15 West 86th Street


K- 8, 8th grade beginning Fall 2015

Enrollment: 244 students

Tuition: $36,500 - $38,000

Speyer Legacy is the city's only private school exclusively for "advanced learners," or academically gifted children. The school champions their student debate team and argues that teaching debate skills is an integral part of academic development.

St. Hilda & St. Hugh's School

619 West 114th Street



Enrollment: 378 Students

5:1 student to faculty ratio

Tuition: $29,175 - $40,500

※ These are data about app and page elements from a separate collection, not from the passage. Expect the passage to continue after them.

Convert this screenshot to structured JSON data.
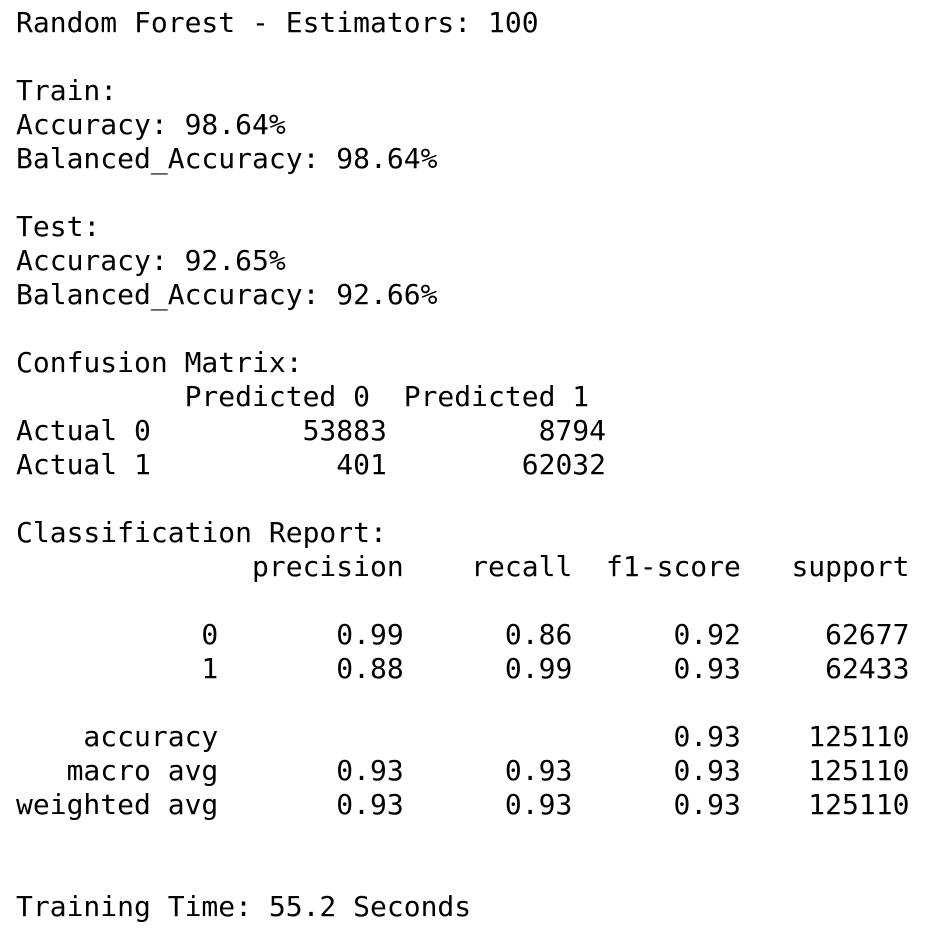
{
  "model_header": "Random Forest - Estimators: 100",
  "train": {
    "heading": "Train:",
    "accuracy": "Accuracy: 98.64%",
    "balanced_accuracy": "Balanced_Accuracy: 98.64%"
  },
  "test": {
    "heading": "Test:",
    "accuracy": "Accuracy: 92.65%",
    "balanced_accuracy": "Balanced_Accuracy: 92.66%"
  },
  "confusion_matrix": {
    "heading": "Confusion Matrix:",
    "header_row": "          Predicted 0  Predicted 1",
    "rows": [
      "Actual 0         53883         8794",
      "Actual 1           401        62032"
    ]
  },
  "classification_report": {
    "heading": "Classification Report:",
    "header_row": "              precision    recall  f1-score   support",
    "class_rows": [
      "           0       0.99      0.86      0.92     62677",
      "           1       0.88      0.99      0.93     62433"
    ],
    "summary_rows": [
      "    accuracy                           0.93    125110",
      "   macro avg       0.93      0.93      0.93    125110",
      "weighted avg       0.93      0.93      0.93    125110"
    ]
  },
  "training_time": "Training Time: 55.2 Seconds"
}
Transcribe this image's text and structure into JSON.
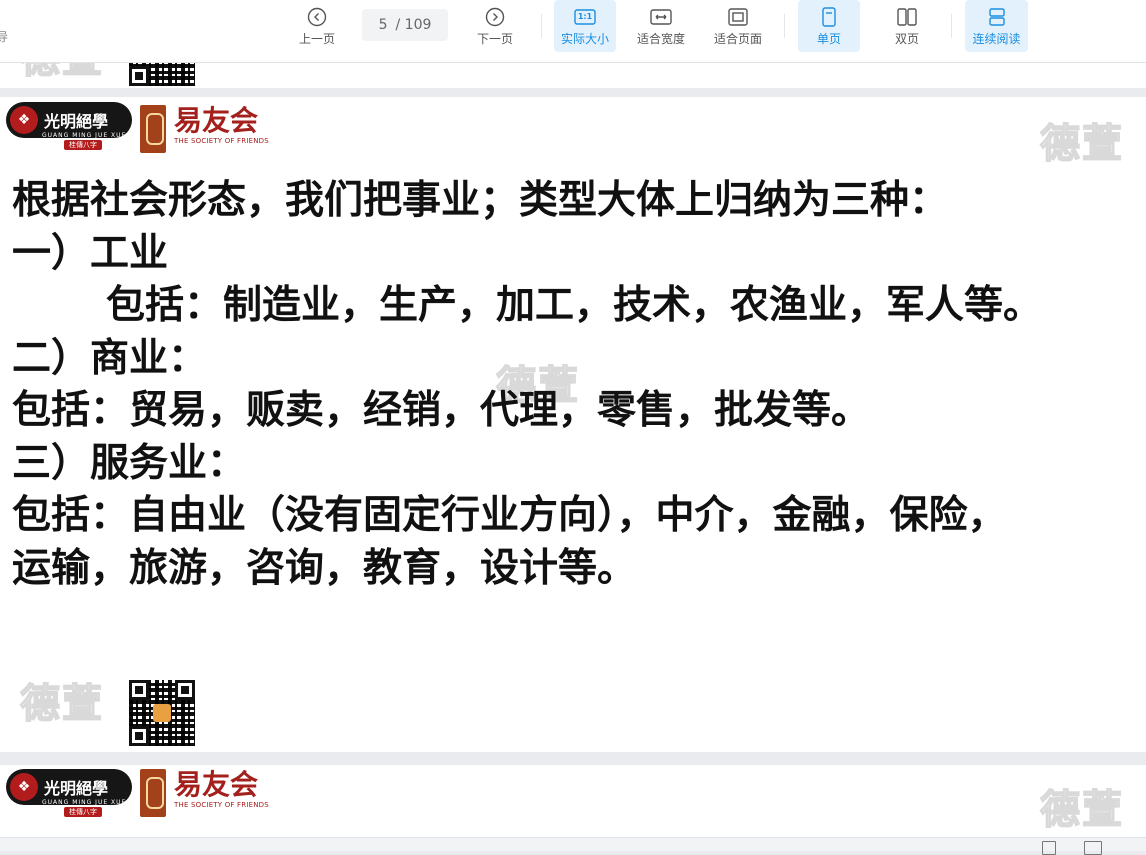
{
  "toolbar": {
    "left_fragment": "导",
    "prev_label": "上一页",
    "next_label": "下一页",
    "current_page": "5",
    "total_pages": "/ 109",
    "actual_size_label": "实际大小",
    "actual_size_icon_text": "1:1",
    "fit_width_label": "适合宽度",
    "fit_page_label": "适合页面",
    "single_page_label": "单页",
    "double_page_label": "双页",
    "continuous_label": "连续阅读",
    "accent_color": "#1a8fe0"
  },
  "branding": {
    "logo_a_name": "光明絕學",
    "logo_a_sub": "GUANG MING JUE XUE",
    "logo_a_tag": "桂傳八字",
    "logo_b_name": "易友会",
    "logo_b_sub": "THE SOCIETY OF FRIENDS",
    "watermark": "德萱"
  },
  "document": {
    "lines": [
      "根据社会形态，我们把事业；类型大体上归纳为三种：",
      "一）工业",
      "包括：制造业，生产，加工，技术，农渔业，军人等。",
      "二）商业：",
      "包括：贸易，贩卖，经销，代理，零售，批发等。",
      "三）服务业：",
      "包括：自由业（没有固定行业方向），中介，金融，保险，",
      "运输，旅游，咨询，教育，设计等。"
    ]
  }
}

St. Hilda & St. Hugh's School is known for their green activities. They are one of a limited number of schools with their own greenhouse, where students grow their own fruits and vegetables that are then used in cafeteria lunches and students are often taken on environmental field trips.

The Studio School

117 West 95th Street



Enrollment: 110 students

Tuition: $34,440 - $35, 960

The Studio School focuses on the process of learning as well as the concept and method of working with "the group" as a learning tool.

The Trevor Day School

1 West 88th Street


6-12 (N-5 is on East Side)

Enrollment: 436 students

Student-Faculty ratio 6:1

Tuition: $41,600

Trevor Day is known for its experiential learning education where students are encouraged to construct their own meanings as opposed to simple regurgitation. In the classroom, the students are in charge for the learning of the class with the teacher acting more like a facilitator to keep class structured.

Trinity School

139 West 91st Street



Enrollment: 986 students

6:1 student to faculty ratio

Tuition: $42,540 - $43,320

Founded in 1709, Trinity is known for being the fifth oldest school in the United States and the oldest continually operational school in the city. In addition, Trinity has a full Classics department, which is often recognized as the strongest in the nation.

York Preparatory School

40 West 68th Street



Enrollment: 350 students

7:1 student to faculty ratio

Tuition: $42,600 - $43,300

York Prep has no board of directors and accepts more than half of their applicants, which sets it apart from other private schools. They also boast a Beekeepers Society, where students help tend to hives on the rooftop of the school, learning environmental and biology lessons at the same time.